Despite a last-minute narrowing in the generic ballot, I still expect the Republicans to lose the House of Representatives and hold the Senate by a slim margin. Online betting at Tradesports.com gives the GOP just over a 16 percent chance of retaining control of the House. However, trading action indicates a 69.2 percent probability that the Republicans will retain the majority in the Senate. In other words, gridlock is in the air.
Tax-hike risk would tend to rise with one or both Houses controlled by Democrats, but spending likely would be restrained due to gridlock. Divided government also would reduce the probability of an attack on Iran. At least this seems to be the message sent by the recent plunge in crude oil prices and a buoyant equity market. Stated differently, I don’t see a near-term threat to growth or the economy from divided government.
The largest risk to growth in my view would be a repeal of the 2003 tax cuts on capital and labor. Democrats argue that they wouldn’t try to overturn the tax cuts, but would simply allow them to expire in 2010 when legislative sunset provisions set in. The 2008 presidential election thus would become pivotal in determining whether growth-restraining tax hikes appear two years later. Republican front-runner Sen. John McCain (R., Ariz.) seems to be positioning himself as a pro-growth supply-side candidate. This likely will put some pressure on the Democrats to shy away from the robotic redistributionist root-canal politics of former Vice President Al Gore or the shrill triangulation of Sen. Hillary Clinton (D., N.Y.), and move toward a pro-growth, tax-cutting, expand-the-pie candidate such as Gov. Bill Richardson (D., N.M.).
In this context, it is worth pointing out that tax-receipt growth during the 12 months through September advanced 11.8 percent, well above historical norms. Government spending rose 7.4 percent during the same period, a pace well above the averages of the last two decades. Nonetheless, with receipts continuing to rise faster than expenditures, the fiscal deficit during the last 12 months plunged to $247.7 billion. This brought the ratio of the deficit to GDP back below 2 percent, which is also below the three-decade average of 2.4 percent.
An embarrassing fact for Republicans is that if spending growth had simply been held to the average rate of nominal GDP growth since this recovery began, the U.S. would have had a small surplus of $900 million as of September. If spending would have compounded at a much more conservative pace of 3.4 percent (the average under Gingrich/Clinton from 1994-2000), the U.S. would have had a fiscal surplus of $240 billion. In other words, a guns-plus-butter approach to U.S. fiscal management has created red ink that would not otherwise be there even though tax rates have dropped.
The drop in tax rates on labor, and especially on capital during 2003, has been a key pillar of this expansion, and an expiration of the lower rates would be a threat to growth. It may be no coincidence that the tightest labor markets in the last forty-five years have followed lower tax rates on capital.

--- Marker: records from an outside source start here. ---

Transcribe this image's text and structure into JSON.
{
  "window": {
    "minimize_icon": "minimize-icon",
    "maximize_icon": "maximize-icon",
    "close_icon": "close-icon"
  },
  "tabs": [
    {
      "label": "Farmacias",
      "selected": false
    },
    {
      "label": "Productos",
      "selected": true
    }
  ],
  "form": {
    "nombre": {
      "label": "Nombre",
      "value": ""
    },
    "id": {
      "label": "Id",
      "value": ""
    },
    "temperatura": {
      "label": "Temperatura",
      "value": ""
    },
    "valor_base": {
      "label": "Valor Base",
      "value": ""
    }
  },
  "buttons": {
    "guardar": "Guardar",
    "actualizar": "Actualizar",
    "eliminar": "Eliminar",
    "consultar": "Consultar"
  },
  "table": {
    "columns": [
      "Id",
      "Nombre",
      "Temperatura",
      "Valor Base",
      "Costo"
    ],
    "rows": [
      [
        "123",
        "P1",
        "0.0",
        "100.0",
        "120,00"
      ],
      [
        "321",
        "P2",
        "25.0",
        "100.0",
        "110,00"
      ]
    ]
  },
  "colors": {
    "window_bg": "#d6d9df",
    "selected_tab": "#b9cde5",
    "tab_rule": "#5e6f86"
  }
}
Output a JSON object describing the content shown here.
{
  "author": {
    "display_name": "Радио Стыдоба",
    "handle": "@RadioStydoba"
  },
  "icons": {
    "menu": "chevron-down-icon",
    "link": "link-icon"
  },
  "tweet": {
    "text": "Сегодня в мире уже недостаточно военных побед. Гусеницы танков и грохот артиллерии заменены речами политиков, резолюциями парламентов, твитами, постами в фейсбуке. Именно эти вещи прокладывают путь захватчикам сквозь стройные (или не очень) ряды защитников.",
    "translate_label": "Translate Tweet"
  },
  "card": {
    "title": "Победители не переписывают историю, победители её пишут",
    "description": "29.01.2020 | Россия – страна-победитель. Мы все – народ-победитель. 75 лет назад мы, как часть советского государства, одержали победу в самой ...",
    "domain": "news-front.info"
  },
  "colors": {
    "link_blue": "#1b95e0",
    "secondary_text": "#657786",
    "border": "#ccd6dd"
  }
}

In other words, what worked for the Clinton economy after 1997 (when tax rates on capital dropped) has worked for the Bush economy since 2003 (when tax rates on capital dropped again).
Bitter left-wing Keynesians will of course deny any positive benefit from lower tax rates, but the carping looks increasingly silly in light of the fact that real non-supervisory wages now are expanding at an annual pace well above their thirty-five-year average. Not coincidentally, the unemployment rate has dropped to a historically low 4.4 percent while the employment/population ratio has risen to a five-year high. Broad measures of worker compensation are growing briskly.
If this isn’t indicative of a tight labor market lifting all labor-market boats, I don’t know what is. But one would never know it listening to an increasingly desperate and off-message GOP.
A demographic crisis looms absent serious reforms. But pushing up the highest tax rates on capital and labor (which would reduce the capital-to-labor ratio, dent productivity, and lower after-tax incentives to work and invest) is a reform we can do without. While divided government and gridlock are in the air for now, tax rates and growth will be a key issue in 2008.
– Michael T. Darda is the chief economist and director of research for MKM Partners, an equity execution and research boutique located in Greenwich, Conn. He welcomes your comments here.